WORK REQUEST: Skip the images and return the records below exactly.

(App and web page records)
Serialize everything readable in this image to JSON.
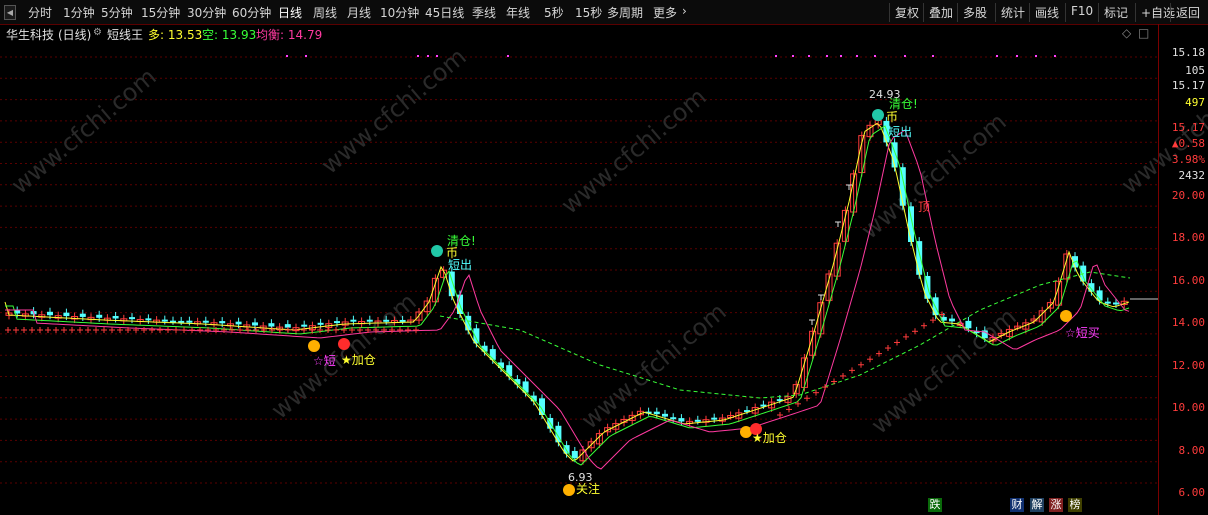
{
  "toolbar": {
    "periods": [
      "分时",
      "1分钟",
      "5分钟",
      "15分钟",
      "30分钟",
      "60分钟",
      "日线",
      "周线",
      "月线",
      "10分钟",
      "45日线",
      "季线",
      "年线",
      "5秒",
      "15秒",
      "多周期",
      "更多"
    ],
    "active_period": "日线",
    "right_buttons": [
      "复权",
      "叠加",
      "多股",
      "统计",
      "画线",
      "F10",
      "标记",
      "+自选",
      "返回"
    ]
  },
  "info": {
    "stock_name": "华生科技",
    "period_label": "(日线)",
    "indicator_name": "短线王",
    "duo_label": "多: 13.53",
    "kong_label": "空: 13.93",
    "junheng_label": "均衡: 14.79"
  },
  "right_panel": {
    "price_top": "15.18",
    "vol_top": "105",
    "price2": "15.17",
    "vol2": "497",
    "price3": "15.17",
    "change": "▲0.58",
    "change_pct": "3.98%",
    "volume": "2432"
  },
  "y_axis": {
    "ticks": [
      "20.00",
      "18.00",
      "16.00",
      "14.00",
      "12.00",
      "10.00",
      "8.00",
      "6.00"
    ]
  },
  "annotations": {
    "top_high": "24.93",
    "low_price": "6.93",
    "qingcang1": "清仓!",
    "bi1": "币",
    "duanchu1": "短出",
    "qingcang2": "清仓!",
    "bi2": "币",
    "duanchu2": "短出",
    "duanmai1": "☆短",
    "jiacang1": "★加仓",
    "jiacang2": "★加仓",
    "duanmai2": "☆短买",
    "ding": "顶",
    "dijia": "关注"
  },
  "bottom_badges": [
    "跌",
    "财",
    "解",
    "涨",
    "榜"
  ],
  "watermark": "www.cfchi.com",
  "colors": {
    "up": "#ff3c3c",
    "down": "#54ffff",
    "yellow": "#ffff30",
    "green": "#38ff38",
    "magenta": "#ff40ff",
    "pink": "#ff3aa0"
  }
}
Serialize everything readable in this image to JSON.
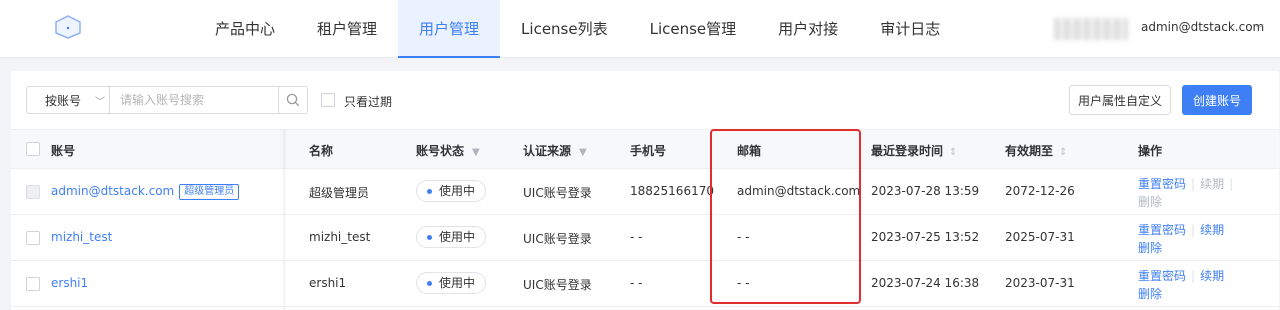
{
  "nav": {
    "items": [
      "产品中心",
      "租户管理",
      "用户管理",
      "License列表",
      "License管理",
      "用户对接",
      "审计日志"
    ],
    "active": "用户管理",
    "user": "admin@dtstack.com"
  },
  "toolbar": {
    "filter_select": "按账号",
    "search_placeholder": "请输入账号搜索",
    "expired_only": "只看过期",
    "custom_attr_button": "用户属性自定义",
    "create_button": "创建账号"
  },
  "table": {
    "headers": {
      "account": "账号",
      "name": "名称",
      "status": "账号状态",
      "source": "认证来源",
      "phone": "手机号",
      "email": "邮箱",
      "last_login": "最近登录时间",
      "valid_until": "有效期至",
      "actions": "操作"
    },
    "rows": [
      {
        "account": "admin@dtstack.com",
        "tag": "超级管理员",
        "name": "超级管理员",
        "status": "使用中",
        "source": "UIC账号登录",
        "phone": "18825166170",
        "email": "admin@dtstack.com",
        "last_login": "2023-07-28 13:59",
        "valid_until": "2072-12-26",
        "action_reset": "重置密码",
        "action_renew": "续期",
        "action_delete": "删除"
      },
      {
        "account": "mizhi_test",
        "tag": "",
        "name": "mizhi_test",
        "status": "使用中",
        "source": "UIC账号登录",
        "phone": "- -",
        "email": "- -",
        "last_login": "2023-07-25 13:52",
        "valid_until": "2025-07-31",
        "action_reset": "重置密码",
        "action_renew": "续期",
        "action_delete": "删除"
      },
      {
        "account": "ershi1",
        "tag": "",
        "name": "ershi1",
        "status": "使用中",
        "source": "UIC账号登录",
        "phone": "- -",
        "email": "- -",
        "last_login": "2023-07-24 16:38",
        "valid_until": "2023-07-31",
        "action_reset": "重置密码",
        "action_renew": "续期",
        "action_delete": "删除"
      }
    ]
  },
  "colors": {
    "accent": "#3f7ff5",
    "highlight": "#e02d2d"
  }
}
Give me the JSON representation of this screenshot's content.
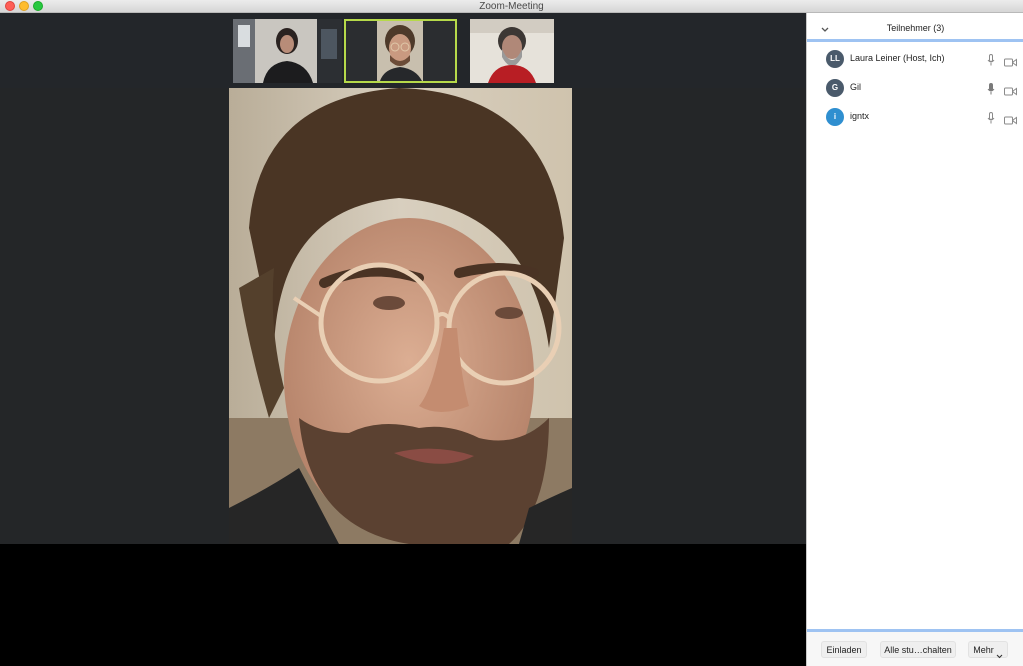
{
  "window": {
    "title": "Zoom-Meeting"
  },
  "colors": {
    "active_speaker_border": "#b6d94a",
    "panel_accent": "#9ec3f2",
    "stage_background": "#242628"
  },
  "panel": {
    "title": "Teilnehmer (3)",
    "collapse_icon": "chevron-down-icon",
    "participants": [
      {
        "initials": "LL",
        "name": "Laura Leiner (Host, Ich)",
        "avatar_color": "#4a5a6b"
      },
      {
        "initials": "G",
        "name": "Gil",
        "avatar_color": "#4a5a6b"
      },
      {
        "initials": "i",
        "name": "igntx",
        "avatar_color": "#2f8fd0"
      }
    ],
    "footer": {
      "invite_label": "Einladen",
      "mute_all_label": "Alle stu…chalten",
      "more_label": "Mehr"
    }
  }
}
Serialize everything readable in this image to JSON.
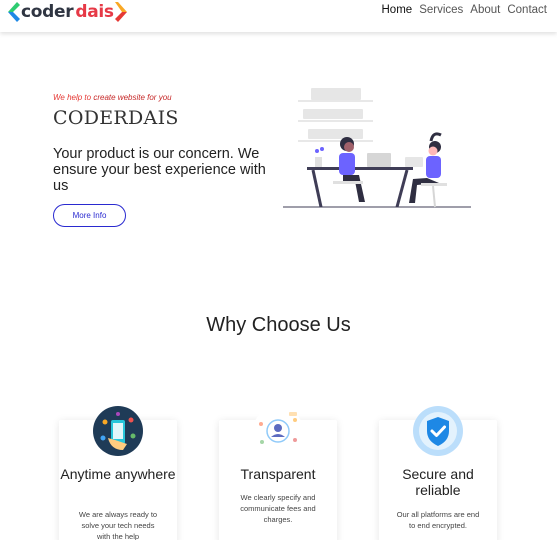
{
  "header": {
    "logo": {
      "part1": "coder",
      "part2": "dais"
    },
    "nav": [
      {
        "label": "Home"
      },
      {
        "label": "Services"
      },
      {
        "label": "About"
      },
      {
        "label": "Contact"
      }
    ]
  },
  "hero": {
    "tagline_prefix": "We help to ",
    "tagline_highlight": "create website for you",
    "brand": "CODERDAIS",
    "headline": "Your product is our concern. We ensure your best experience with us",
    "cta_label": "More Info"
  },
  "why": {
    "title": "Why Choose Us",
    "cards": [
      {
        "title": "Anytime anywhere",
        "text": "We are always ready to solve your tech needs with the help",
        "icon": "phone-globe-icon"
      },
      {
        "title": "Transparent",
        "text": "We clearly specify and communicate fees and charges.",
        "icon": "profile-network-icon"
      },
      {
        "title": "Secure and reliable",
        "text": "Our all platforms are end to end encrypted.",
        "icon": "shield-check-icon"
      }
    ]
  },
  "colors": {
    "brand_dark": "#2f3542",
    "brand_red": "#e63946",
    "accent_blue": "#2a2ad0",
    "illustration_purple": "#6c63ff"
  }
}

SOLUTION FOR THIS TASK:
Serialize everything readable in this image to JSON.
{
  "toolbar": {
    "periods": [
      "分时",
      "1分钟",
      "5分钟",
      "15分钟",
      "30分钟",
      "60分钟",
      "日线",
      "周线",
      "月线",
      "10分钟",
      "45日线",
      "季线",
      "年线",
      "5秒",
      "15秒",
      "多周期",
      "更多"
    ],
    "active_period": "日线",
    "right_buttons": [
      "复权",
      "叠加",
      "多股",
      "统计",
      "画线",
      "F10",
      "标记",
      "+自选",
      "返回"
    ]
  },
  "info": {
    "stock_name": "华生科技",
    "period_label": "(日线)",
    "indicator_name": "短线王",
    "duo_label": "多: 13.53",
    "kong_label": "空: 13.93",
    "junheng_label": "均衡: 14.79"
  },
  "right_panel": {
    "price_top": "15.18",
    "vol_top": "105",
    "price2": "15.17",
    "vol2": "497",
    "price3": "15.17",
    "change": "▲0.58",
    "change_pct": "3.98%",
    "volume": "2432"
  },
  "y_axis": {
    "ticks": [
      "20.00",
      "18.00",
      "16.00",
      "14.00",
      "12.00",
      "10.00",
      "8.00",
      "6.00"
    ]
  },
  "annotations": {
    "top_high": "24.93",
    "low_price": "6.93",
    "qingcang1": "清仓!",
    "bi1": "币",
    "duanchu1": "短出",
    "qingcang2": "清仓!",
    "bi2": "币",
    "duanchu2": "短出",
    "duanmai1": "☆短",
    "jiacang1": "★加仓",
    "jiacang2": "★加仓",
    "duanmai2": "☆短买",
    "ding": "顶",
    "dijia": "关注"
  },
  "bottom_badges": [
    "跌",
    "财",
    "解",
    "涨",
    "榜"
  ],
  "watermark": "www.cfchi.com",
  "colors": {
    "up": "#ff3c3c",
    "down": "#54ffff",
    "yellow": "#ffff30",
    "green": "#38ff38",
    "magenta": "#ff40ff",
    "pink": "#ff3aa0"
  }
}
Serialize everything readable in this image to JSON.
{
  "nav": {
    "items": [
      "产品中心",
      "租户管理",
      "用户管理",
      "License列表",
      "License管理",
      "用户对接",
      "审计日志"
    ],
    "active": "用户管理",
    "user": "admin@dtstack.com"
  },
  "toolbar": {
    "filter_select": "按账号",
    "search_placeholder": "请输入账号搜索",
    "expired_only": "只看过期",
    "custom_attr_button": "用户属性自定义",
    "create_button": "创建账号"
  },
  "table": {
    "headers": {
      "account": "账号",
      "name": "名称",
      "status": "账号状态",
      "source": "认证来源",
      "phone": "手机号",
      "email": "邮箱",
      "last_login": "最近登录时间",
      "valid_until": "有效期至",
      "actions": "操作"
    },
    "rows": [
      {
        "account": "admin@dtstack.com",
        "tag": "超级管理员",
        "name": "超级管理员",
        "status": "使用中",
        "source": "UIC账号登录",
        "phone": "18825166170",
        "email": "admin@dtstack.com",
        "last_login": "2023-07-28 13:59",
        "valid_until": "2072-12-26",
        "action_reset": "重置密码",
        "action_renew": "续期",
        "action_delete": "删除"
      },
      {
        "account": "mizhi_test",
        "tag": "",
        "name": "mizhi_test",
        "status": "使用中",
        "source": "UIC账号登录",
        "phone": "- -",
        "email": "- -",
        "last_login": "2023-07-25 13:52",
        "valid_until": "2025-07-31",
        "action_reset": "重置密码",
        "action_renew": "续期",
        "action_delete": "删除"
      },
      {
        "account": "ershi1",
        "tag": "",
        "name": "ershi1",
        "status": "使用中",
        "source": "UIC账号登录",
        "phone": "- -",
        "email": "- -",
        "last_login": "2023-07-24 16:38",
        "valid_until": "2023-07-31",
        "action_reset": "重置密码",
        "action_renew": "续期",
        "action_delete": "删除"
      }
    ]
  },
  "colors": {
    "accent": "#3f7ff5",
    "highlight": "#e02d2d"
  }
}
Give me the JSON representation of this screenshot's content.
{
  "window": {
    "title": "Zoom-Meeting"
  },
  "colors": {
    "active_speaker_border": "#b6d94a",
    "panel_accent": "#9ec3f2",
    "stage_background": "#242628"
  },
  "panel": {
    "title": "Teilnehmer (3)",
    "collapse_icon": "chevron-down-icon",
    "participants": [
      {
        "initials": "LL",
        "name": "Laura Leiner (Host, Ich)",
        "avatar_color": "#4a5a6b"
      },
      {
        "initials": "G",
        "name": "Gil",
        "avatar_color": "#4a5a6b"
      },
      {
        "initials": "i",
        "name": "igntx",
        "avatar_color": "#2f8fd0"
      }
    ],
    "footer": {
      "invite_label": "Einladen",
      "mute_all_label": "Alle stu…chalten",
      "more_label": "Mehr"
    }
  }
}
Serialize everything readable in this image to JSON.
{
  "header": {
    "logo": {
      "part1": "coder",
      "part2": "dais"
    },
    "nav": [
      {
        "label": "Home"
      },
      {
        "label": "Services"
      },
      {
        "label": "About"
      },
      {
        "label": "Contact"
      }
    ]
  },
  "hero": {
    "tagline_prefix": "We help to ",
    "tagline_highlight": "create website for you",
    "brand": "CODERDAIS",
    "headline": "Your product is our concern. We ensure your best experience with us",
    "cta_label": "More Info"
  },
  "why": {
    "title": "Why Choose Us",
    "cards": [
      {
        "title": "Anytime anywhere",
        "text": "We are always ready to solve your tech needs with the help",
        "icon": "phone-globe-icon"
      },
      {
        "title": "Transparent",
        "text": "We clearly specify and communicate fees and charges.",
        "icon": "profile-network-icon"
      },
      {
        "title": "Secure and reliable",
        "text": "Our all platforms are end to end encrypted.",
        "icon": "shield-check-icon"
      }
    ]
  },
  "colors": {
    "brand_dark": "#2f3542",
    "brand_red": "#e63946",
    "accent_blue": "#2a2ad0",
    "illustration_purple": "#6c63ff"
  }
}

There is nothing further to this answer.